Sometimes, it is not possible to stop a DUI charge. If you could go back in time and make different choices, you would – but unfortunately, that is not the way that the world works.
Still, understanding the pre-arrest process of a DUI is an important step to take, whether you are trying to be proactive and avoid a DUI, or you have recently been charged. This “Prearrest” section of the website touches on a few important factors to understand if you are facing a Connecticut DUI, or trying to avoid one.
Alcohol and Its Impact on the Body
Alcohol’s impact on the body is well documented in DUI cases. You need to understand how factors such as age, gender, weight, height, and more, have an effect on alcohol’s ability to impact you as well as others. Understanding alcohol absorption and how alcohol impacts a person on a scientific level can assist in a DUI defense. You can learn more about this topic on this page.
Connecticut police are always on the lookout for drunk driving. In this section, I discuss what the police look for and how they detect drunk driving. Knowing these tips can help you avoid a DUI, or can help you build your defense if you have recently been charged.
Designated Drivers and Passengers
If you are in a position where you are acting as a designated driver for a friend, or you are a passenger in their vehicle and they are driving under the influence, you might be wondering what can or should happen if the vehicle is pulled over. Find out in this section.
The State of Connecticut has something known as implied consent law. Implied consent laws mean that each person who operates a motor vehicle in Connecticut does so with the understanding that if a police officer suspects they are driving under the influence, the officer can test them for drugs and alcohol. If you refuse such tests, you are breaking the implied consent laws. This means you will face separate penalties than you would for a DUI – simply refusing testing means a license suspension.
Standardized Field Sobriety Tests
Standardized field sobriety tests happen in every state. These tests are the walk and turn test, horizontal gaze nystagmus test, and the one leg stand test. Learn about these tests and some common issues with them in this section.
Standardized tests are not the only ones that a person suspected of DUI may be asked to perform. In addition to these standardized field sobriety tests are additional unvalidated tests. While these are not always used, they can sometimes be. In addition, you might face tests at the police station.

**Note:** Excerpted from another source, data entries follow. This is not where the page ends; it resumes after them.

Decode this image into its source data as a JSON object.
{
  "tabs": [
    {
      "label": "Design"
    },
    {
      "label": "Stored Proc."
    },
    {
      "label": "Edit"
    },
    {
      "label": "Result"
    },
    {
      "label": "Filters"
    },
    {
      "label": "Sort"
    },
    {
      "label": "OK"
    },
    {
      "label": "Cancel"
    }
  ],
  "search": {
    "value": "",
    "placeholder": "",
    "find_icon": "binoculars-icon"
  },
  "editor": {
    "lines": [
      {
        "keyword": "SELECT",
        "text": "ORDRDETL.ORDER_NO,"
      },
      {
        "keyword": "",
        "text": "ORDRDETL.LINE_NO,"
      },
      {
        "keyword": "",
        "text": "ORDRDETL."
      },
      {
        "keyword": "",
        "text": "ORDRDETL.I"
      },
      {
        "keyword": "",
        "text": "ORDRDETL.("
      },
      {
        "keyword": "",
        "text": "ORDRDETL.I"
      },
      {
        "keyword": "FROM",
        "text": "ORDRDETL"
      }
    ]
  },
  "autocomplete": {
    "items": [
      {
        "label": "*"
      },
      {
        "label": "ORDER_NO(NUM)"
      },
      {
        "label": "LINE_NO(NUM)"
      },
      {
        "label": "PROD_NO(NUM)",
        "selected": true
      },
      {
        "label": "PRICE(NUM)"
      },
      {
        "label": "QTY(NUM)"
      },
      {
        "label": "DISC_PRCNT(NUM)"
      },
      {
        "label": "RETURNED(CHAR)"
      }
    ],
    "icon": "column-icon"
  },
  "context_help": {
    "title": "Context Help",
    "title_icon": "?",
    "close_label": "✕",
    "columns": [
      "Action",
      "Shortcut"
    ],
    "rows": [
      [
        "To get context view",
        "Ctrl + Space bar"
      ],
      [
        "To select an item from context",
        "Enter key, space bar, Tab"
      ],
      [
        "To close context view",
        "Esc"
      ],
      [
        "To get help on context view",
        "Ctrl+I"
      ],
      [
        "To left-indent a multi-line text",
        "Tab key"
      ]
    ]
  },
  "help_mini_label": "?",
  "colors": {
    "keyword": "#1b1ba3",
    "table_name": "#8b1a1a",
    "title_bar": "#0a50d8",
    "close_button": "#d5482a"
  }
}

You could also face a breath test, either when you are pulled over by the police, or later.
I Am Here to Help
Understanding the initial steps of being pulled over as a driver or being charged with a DUI are important in getting the help that you need. For assistance with a Connecticut DUI, contact my office.